The concept of the Native people as savages and their implementation in business and commerce creates barriers to the development of the basis for moral respect. Moreover, many practices related to cultural appropriation in sports can be inherently disrespectful and insensitive towards race. For example, Stretten states that the players of a Canadian amateur football club, the Nepean “Redskins,” call each other redskins during the game, and it provokes a risk that they may consequently use the racially insensitive language off the field or even promote its use among others. They give practice is very much similar to the use of racist verbal expression towards other minority groups such as African Americans. Both of the ethnic groups were exposed to hostile attitudes from the major population group in the country, and most of the offensive racial expressions originate from the time of conflicts and oppression. Not only do they have negative connotations but also foster racial discrimination. It is also worth noticing that Native Americans are usually under-represented in most of the teams and communities where sports clubs using culturally insensitive mascots are located. As Stretten observes, Native people and particularly urban Natives are almost always outnumbered within the US society. For this reason, it is valid to presume that the non-Native Americans made the decisions to implement Native imagery in mascots and logos ignoring the fact that probably all Natives are against it.
It is possible to conclude that although the archetype promoted in popular Native American narratives has positive connotations of nobility and courage, it contributes to the consolidation of social stereotypes and discrimination.
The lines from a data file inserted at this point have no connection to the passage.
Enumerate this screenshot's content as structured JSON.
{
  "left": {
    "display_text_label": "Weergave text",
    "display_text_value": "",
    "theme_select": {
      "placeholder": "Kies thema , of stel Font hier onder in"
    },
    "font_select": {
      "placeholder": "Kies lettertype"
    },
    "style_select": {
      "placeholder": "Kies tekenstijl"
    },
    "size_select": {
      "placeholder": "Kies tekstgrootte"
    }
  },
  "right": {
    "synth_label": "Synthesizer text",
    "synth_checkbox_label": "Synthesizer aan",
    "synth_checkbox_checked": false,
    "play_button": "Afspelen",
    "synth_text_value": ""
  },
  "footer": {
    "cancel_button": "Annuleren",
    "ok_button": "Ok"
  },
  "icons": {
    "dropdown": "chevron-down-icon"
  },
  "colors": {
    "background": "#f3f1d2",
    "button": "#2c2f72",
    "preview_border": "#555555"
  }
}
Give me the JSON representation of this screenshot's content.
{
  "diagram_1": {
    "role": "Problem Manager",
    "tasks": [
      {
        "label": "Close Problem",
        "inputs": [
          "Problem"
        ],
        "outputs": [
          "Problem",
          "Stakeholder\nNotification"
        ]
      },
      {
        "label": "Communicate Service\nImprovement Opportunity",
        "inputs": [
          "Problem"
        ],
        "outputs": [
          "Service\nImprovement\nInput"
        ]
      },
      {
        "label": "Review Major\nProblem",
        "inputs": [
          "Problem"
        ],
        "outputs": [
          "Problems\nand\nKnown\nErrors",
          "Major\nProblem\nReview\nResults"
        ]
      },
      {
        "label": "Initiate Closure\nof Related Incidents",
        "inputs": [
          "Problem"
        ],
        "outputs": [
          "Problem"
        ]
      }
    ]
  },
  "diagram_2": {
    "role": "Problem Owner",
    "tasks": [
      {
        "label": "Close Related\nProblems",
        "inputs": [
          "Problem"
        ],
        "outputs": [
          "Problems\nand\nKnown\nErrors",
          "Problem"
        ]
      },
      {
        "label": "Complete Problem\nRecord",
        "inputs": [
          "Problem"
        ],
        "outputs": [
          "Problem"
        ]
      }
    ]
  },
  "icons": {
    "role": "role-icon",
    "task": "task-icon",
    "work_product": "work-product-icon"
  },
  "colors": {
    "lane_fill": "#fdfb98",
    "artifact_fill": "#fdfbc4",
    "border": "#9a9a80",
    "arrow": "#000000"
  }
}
Therefore, the implementation of cultural and stereotypical information in mascots has multiple negative effects on both the members of the minority ethnic group and the society as a whole. When a person doesn’t have an opportunity to interact with culturally diverse people on an everyday basis, her/his perception of other ethnicities and cultural groups becomes primarily based on the information received through education and media. In this way, by conveying culturally insensitive images during sports games, schools and sports clubs contribute to the development of unreasonable social expectations and cultural miscommunication. Thus, they significantly harm the dignity of the Native American people and their identity.
Stretten, Amy. “Appropriating Native American Imagery Honors No One but the Prejudice.” ABC News, 2018. Web.